• [HOW TO COMPLETE THIS TASK] Without omitting anything, retype the data that follows.

• [DATA RECORDS]

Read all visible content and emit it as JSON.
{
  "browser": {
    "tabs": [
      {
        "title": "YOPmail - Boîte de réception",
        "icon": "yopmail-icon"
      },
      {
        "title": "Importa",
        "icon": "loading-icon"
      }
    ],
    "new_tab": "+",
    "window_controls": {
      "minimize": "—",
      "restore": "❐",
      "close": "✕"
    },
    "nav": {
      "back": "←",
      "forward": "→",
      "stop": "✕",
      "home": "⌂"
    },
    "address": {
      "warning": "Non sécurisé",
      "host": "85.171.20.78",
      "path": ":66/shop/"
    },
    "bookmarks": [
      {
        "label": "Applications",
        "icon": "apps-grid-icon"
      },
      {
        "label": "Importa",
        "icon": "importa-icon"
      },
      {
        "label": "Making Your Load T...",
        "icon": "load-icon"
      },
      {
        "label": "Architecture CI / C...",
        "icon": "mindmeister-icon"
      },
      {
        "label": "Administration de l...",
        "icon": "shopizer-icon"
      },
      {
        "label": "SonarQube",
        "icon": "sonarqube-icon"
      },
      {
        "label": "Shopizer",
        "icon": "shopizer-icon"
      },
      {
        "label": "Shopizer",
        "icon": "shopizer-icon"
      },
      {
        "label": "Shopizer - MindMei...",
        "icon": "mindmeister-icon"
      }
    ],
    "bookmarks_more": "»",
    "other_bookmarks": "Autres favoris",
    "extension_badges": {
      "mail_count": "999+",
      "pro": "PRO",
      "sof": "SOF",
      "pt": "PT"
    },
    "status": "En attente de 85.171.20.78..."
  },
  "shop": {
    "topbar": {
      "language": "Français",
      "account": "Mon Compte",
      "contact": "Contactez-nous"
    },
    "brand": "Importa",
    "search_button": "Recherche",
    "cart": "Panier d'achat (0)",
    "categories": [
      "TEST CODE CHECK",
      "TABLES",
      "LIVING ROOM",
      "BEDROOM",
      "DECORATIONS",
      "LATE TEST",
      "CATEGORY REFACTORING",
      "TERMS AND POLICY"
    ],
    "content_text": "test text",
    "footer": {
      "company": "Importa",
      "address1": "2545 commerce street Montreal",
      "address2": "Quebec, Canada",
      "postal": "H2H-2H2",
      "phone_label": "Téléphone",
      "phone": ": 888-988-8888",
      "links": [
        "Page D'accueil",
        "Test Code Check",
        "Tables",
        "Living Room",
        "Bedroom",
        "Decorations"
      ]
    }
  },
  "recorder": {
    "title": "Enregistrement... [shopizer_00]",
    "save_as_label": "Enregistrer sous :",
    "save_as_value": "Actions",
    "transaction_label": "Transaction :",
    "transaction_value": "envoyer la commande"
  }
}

• [WRITTEN ANSWER]
Read all visible content and emit it as JSON.
{
  "browser": {
    "tabs": [
      {
        "title": "YOPmail - Boîte de réception",
        "icon": "yopmail-icon"
      },
      {
        "title": "Importa",
        "icon": "loading-icon"
      }
    ],
    "new_tab": "+",
    "window_controls": {
      "minimize": "—",
      "restore": "❐",
      "close": "✕"
    },
    "nav": {
      "back": "←",
      "forward": "→",
      "stop": "✕",
      "home": "⌂"
    },
    "address": {
      "warning": "Non sécurisé",
      "host": "85.171.20.78",
      "path": ":66/shop/"
    },
    "bookmarks": [
      {
        "label": "Applications",
        "icon": "apps-grid-icon"
      },
      {
        "label": "Importa",
        "icon": "importa-icon"
      },
      {
        "label": "Making Your Load T...",
        "icon": "load-icon"
      },
      {
        "label": "Architecture CI / C...",
        "icon": "mindmeister-icon"
      },
      {
        "label": "Administration de l...",
        "icon": "shopizer-icon"
      },
      {
        "label": "SonarQube",
        "icon": "sonarqube-icon"
      },
      {
        "label": "Shopizer",
        "icon": "shopizer-icon"
      },
      {
        "label": "Shopizer",
        "icon": "shopizer-icon"
      },
      {
        "label": "Shopizer - MindMei...",
        "icon": "mindmeister-icon"
      }
    ],
    "bookmarks_more": "»",
    "other_bookmarks": "Autres favoris",
    "extension_badges": {
      "mail_count": "999+",
      "pro": "PRO",
      "sof": "SOF",
      "pt": "PT"
    },
    "status": "En attente de 85.171.20.78..."
  },
  "shop": {
    "topbar": {
      "language": "Français",
      "account": "Mon Compte",
      "contact": "Contactez-nous"
    },
    "brand": "Importa",
    "search_button": "Recherche",
    "cart": "Panier d'achat (0)",
    "categories": [
      "TEST CODE CHECK",
      "TABLES",
      "LIVING ROOM",
      "BEDROOM",
      "DECORATIONS",
      "LATE TEST",
      "CATEGORY REFACTORING",
      "TERMS AND POLICY"
    ],
    "content_text": "test text",
    "footer": {
      "company": "Importa",
      "address1": "2545 commerce street Montreal",
      "address2": "Quebec, Canada",
      "postal": "H2H-2H2",
      "phone_label": "Téléphone",
      "phone": ": 888-988-8888",
      "links": [
        "Page D'accueil",
        "Test Code Check",
        "Tables",
        "Living Room",
        "Bedroom",
        "Decorations"
      ]
    }
  },
  "recorder": {
    "title": "Enregistrement... [shopizer_00]",
    "save_as_label": "Enregistrer sous :",
    "save_as_value": "Actions",
    "transaction_label": "Transaction :",
    "transaction_value": "envoyer la commande"
  }
}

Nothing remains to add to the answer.